Gaza Strip – After an arduous three-day journey from Egypt to the Gaza Strip, Amal Brika, a young journalist, was hoping to get home, take a warm bath and sleep.
But she was shocked upon learning that she would be subjected to a compulsory quarantine as part of efforts to combat a potential outbreak of the new coronavirus pandemic in the besieged coastal enclave.
Brika, along with dozens of other Palestinians, was sent to a school near the Rafah border in southern Gaza.
“I protest against the unhealthy quarantine; we were 200 people in the school, eight in each classroom and all men and women sharing only one dirty bathroom. I didn’t feel comfortable and privacy,” she told Al Jazeera by phone.
Similar complaints flooded social media as Gaza’s authorities, led by Hamas – the group that governs the Strip, struggled to take severe measures to prevent the arrival of the novel virus to the tiny enclave.
No infections have yet been detected in the strip, which is home to some two million people and suffering from an ongoing Israeli-Egyptian blockade.
The blockade, imposed after Hamas’s 2007 takeover, has essentially cut off the area from the rest of the world.
No tourists can visit as Israel and Egypt have largely kept their borders shut.
In recent years, both countries lifted some travel restrictions, allowing more Palestinians in Gaza to exit, usually on humanitarian grounds and after a long process of clearance to get hard-to-obtain permits.
But as the coronavirus spreads in neighbouring Egypt and Israel, the Hamas-led government has realised it must act quickly, given the limited capacity of Gaza’s healthcare system.
The blockade, Palestinian political division and three Israeli offensives over the past 12 years have rendered the healthcare system in Gaza overstretched and under-sourced, according to the World Health Organization (WHO).
“The health system won’t be able to deal with hundreds or thousands of cases, so the best thing here is the absence of the (COVID-19) disease,” Abdelnasser Soboh, WHO director in Gaza, told Al Jazeera.
Soboh said there are not enough protective clothes for medical workers or intensive care equipment and ventilators – all vital to combat a potential outbreak.
There are only 62 ventilation devices across Gaza, more than two-thirds of which are already used by other patients. As for the detection of the coronavirus, there are only two test kits, enough to examine 190 people, Soboh said.
“There are no funds to buy equipment, and if money is available, there is a global scarcity,” Soboh added.
Meanwhile, Dr Nidal Ghunaim, head of the infection control department at the health ministry, said authorities are working to overcome the obstacles and equip quarantine centres.
He told Al Jazeera that the ministry is stepping up its efforts by increasing the testing capacity, as he blamed the blockade for “the shortage of capabilities and medical staff”.
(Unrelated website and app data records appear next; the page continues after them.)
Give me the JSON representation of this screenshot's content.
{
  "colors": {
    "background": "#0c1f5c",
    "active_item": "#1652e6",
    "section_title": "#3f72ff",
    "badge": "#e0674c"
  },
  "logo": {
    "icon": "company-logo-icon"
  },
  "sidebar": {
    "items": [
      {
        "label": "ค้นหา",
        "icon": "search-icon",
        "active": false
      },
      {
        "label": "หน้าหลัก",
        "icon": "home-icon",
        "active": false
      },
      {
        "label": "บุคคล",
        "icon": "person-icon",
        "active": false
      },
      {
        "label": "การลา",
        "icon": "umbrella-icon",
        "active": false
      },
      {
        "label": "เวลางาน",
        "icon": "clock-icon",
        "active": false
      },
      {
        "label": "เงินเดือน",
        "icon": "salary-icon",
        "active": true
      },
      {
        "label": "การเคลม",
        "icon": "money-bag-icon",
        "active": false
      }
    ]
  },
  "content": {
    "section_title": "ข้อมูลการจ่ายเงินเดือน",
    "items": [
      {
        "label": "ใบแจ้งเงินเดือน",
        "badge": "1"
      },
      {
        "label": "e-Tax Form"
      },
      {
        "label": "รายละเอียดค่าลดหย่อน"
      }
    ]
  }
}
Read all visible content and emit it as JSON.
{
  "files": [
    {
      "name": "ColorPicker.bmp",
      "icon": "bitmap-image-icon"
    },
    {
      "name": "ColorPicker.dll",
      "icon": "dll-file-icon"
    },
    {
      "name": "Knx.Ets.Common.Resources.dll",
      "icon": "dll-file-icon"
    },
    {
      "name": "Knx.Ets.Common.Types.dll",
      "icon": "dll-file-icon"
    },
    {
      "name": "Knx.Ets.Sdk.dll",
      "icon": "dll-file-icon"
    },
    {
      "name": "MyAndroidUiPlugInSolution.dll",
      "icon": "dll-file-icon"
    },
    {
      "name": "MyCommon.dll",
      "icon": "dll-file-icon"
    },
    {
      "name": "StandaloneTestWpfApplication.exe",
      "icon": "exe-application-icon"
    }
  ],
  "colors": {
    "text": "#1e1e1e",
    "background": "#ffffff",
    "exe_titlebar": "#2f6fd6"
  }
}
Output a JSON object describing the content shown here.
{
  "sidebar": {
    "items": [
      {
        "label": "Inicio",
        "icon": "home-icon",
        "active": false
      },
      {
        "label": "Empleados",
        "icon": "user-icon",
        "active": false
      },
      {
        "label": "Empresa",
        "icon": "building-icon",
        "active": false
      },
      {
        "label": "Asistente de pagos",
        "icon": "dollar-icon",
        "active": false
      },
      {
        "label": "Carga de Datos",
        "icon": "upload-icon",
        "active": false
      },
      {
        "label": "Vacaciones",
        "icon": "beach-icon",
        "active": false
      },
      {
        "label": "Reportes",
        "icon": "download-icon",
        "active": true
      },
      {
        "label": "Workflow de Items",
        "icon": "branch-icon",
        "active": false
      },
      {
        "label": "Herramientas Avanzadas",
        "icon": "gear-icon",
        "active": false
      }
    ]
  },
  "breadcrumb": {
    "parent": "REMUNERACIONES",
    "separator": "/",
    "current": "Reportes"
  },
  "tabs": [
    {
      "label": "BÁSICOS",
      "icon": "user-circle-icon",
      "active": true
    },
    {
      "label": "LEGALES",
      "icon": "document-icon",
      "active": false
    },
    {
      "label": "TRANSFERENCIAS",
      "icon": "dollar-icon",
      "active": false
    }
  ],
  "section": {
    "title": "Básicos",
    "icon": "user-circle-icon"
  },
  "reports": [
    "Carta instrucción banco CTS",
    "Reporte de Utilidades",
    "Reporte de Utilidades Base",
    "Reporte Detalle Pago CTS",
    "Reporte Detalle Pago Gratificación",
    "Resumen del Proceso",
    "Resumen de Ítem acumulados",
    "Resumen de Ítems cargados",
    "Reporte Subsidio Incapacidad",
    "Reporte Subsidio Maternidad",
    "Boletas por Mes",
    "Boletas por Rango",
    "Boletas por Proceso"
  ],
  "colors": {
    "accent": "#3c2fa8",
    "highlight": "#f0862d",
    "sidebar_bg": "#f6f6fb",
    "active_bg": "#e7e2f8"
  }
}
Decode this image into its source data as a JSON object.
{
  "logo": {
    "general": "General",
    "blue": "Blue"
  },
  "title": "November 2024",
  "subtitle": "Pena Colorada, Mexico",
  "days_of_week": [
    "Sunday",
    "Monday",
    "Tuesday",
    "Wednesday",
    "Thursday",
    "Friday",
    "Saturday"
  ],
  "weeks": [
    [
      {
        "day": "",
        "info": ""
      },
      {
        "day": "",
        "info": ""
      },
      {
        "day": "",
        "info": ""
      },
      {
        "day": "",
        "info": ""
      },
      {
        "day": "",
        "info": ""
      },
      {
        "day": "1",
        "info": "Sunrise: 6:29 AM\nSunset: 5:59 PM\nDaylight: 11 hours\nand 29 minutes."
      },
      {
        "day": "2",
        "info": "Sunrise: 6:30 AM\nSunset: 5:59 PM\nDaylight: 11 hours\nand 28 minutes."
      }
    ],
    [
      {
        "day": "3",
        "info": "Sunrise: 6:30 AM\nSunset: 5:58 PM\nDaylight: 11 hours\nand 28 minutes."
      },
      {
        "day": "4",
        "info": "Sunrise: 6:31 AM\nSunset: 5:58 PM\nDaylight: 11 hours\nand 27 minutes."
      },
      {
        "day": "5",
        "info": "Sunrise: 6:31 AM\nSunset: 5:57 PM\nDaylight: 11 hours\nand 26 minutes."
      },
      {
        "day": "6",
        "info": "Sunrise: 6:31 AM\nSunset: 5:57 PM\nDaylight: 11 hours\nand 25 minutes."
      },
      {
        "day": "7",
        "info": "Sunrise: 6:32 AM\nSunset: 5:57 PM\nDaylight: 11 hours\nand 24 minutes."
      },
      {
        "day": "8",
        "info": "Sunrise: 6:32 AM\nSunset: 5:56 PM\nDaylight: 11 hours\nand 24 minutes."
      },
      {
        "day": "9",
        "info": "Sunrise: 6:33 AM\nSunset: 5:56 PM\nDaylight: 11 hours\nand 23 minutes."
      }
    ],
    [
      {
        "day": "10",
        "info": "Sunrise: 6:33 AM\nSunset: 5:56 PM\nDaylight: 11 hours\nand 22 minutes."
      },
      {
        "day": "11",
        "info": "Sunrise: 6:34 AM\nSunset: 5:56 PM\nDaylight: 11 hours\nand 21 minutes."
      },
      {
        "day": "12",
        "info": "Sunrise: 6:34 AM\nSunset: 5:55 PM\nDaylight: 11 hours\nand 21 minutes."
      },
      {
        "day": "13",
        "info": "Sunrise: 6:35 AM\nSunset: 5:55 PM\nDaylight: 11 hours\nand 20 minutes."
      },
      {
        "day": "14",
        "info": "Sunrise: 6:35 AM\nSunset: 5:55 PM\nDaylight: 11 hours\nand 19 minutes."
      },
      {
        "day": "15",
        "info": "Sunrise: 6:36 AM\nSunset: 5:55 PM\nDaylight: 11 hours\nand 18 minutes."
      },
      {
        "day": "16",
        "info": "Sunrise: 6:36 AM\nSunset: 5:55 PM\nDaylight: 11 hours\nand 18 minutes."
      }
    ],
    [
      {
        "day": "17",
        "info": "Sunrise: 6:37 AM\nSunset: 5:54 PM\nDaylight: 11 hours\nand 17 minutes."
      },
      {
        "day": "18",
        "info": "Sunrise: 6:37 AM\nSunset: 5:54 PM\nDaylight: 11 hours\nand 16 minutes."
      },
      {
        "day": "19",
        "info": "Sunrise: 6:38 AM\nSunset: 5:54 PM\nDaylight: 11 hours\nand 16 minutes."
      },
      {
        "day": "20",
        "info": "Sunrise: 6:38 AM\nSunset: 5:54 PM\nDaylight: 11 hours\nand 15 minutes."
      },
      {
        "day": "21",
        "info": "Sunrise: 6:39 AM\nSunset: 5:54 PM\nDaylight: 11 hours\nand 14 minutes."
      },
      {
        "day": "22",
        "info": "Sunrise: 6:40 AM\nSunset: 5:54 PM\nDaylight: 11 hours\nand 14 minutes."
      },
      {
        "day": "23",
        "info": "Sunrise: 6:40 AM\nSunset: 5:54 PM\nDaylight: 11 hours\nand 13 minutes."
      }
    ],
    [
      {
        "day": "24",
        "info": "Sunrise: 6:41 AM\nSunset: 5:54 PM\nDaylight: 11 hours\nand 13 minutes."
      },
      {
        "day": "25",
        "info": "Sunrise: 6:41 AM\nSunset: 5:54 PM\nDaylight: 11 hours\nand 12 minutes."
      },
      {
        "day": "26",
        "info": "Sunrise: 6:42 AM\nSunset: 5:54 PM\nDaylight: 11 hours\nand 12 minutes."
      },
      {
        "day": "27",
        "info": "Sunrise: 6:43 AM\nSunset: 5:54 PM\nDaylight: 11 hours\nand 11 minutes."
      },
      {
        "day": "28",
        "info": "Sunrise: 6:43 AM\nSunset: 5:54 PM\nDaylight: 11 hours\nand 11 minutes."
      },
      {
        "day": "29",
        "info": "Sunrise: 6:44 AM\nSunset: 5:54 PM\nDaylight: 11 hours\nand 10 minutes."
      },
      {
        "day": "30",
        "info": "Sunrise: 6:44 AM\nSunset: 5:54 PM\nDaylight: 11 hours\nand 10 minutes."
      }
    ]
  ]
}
Ghunaim said 49 suspected cases were tested that came back negative.
A 30-bed field hospital set up near the Rafah crossing point with Egypt would be used if coronavirus cases were diagnosed.
So far, eight temporary quarantine centres have been opened in Gaza, mostly at schools.
The health ministry says 2,708 residents are in self-isolation at home after returning earlier via Israel and Egypt, and about 800 arrivals this week were transferred to special school quarantine centres.
On Tuesday, Israel and Egypt completely sealed off crossings into Gaza.
When the ministry announced the opening of the first obligatory isolation centre at a school, there was an outcry against the conditions. Images showed mattresses on the ground.
Many were dissatisfied with the overall lack of privacy.
Though half of Gaza’s workforce is jobless and poverty levels stand at about 52 percent, activists have organised donation campaigns.
Some of Gaza’s struggling businesses donated food parcels, makeshift beds and sanitisers to those who were quarantined.
Brika, who had to cut short her visit to Egypt, said arrivals were not subject to screening upon arriving at the Palestinian side, and were taken away in buses at midnight to the schools.
“As soon as I saw the mattresses on the grounds, I shivered from cold,” she said.
“We need doctors to monitor our health conditions, take care of the elderly and educate us about safety measures and how to deal with each other, especially in this crowded school,” Brika said.
On the first day, she posted photos from the school showing herself wearing a face mask and sitting with other women under the sun.
The donations brought some relief. Brika later posted a picture from the classroom showing beds with a thick, colourful bedcover.
“This is our hotel,” she wrote, but insisted, “without a private room and bathroom, self-home quarantine is better than staying here.”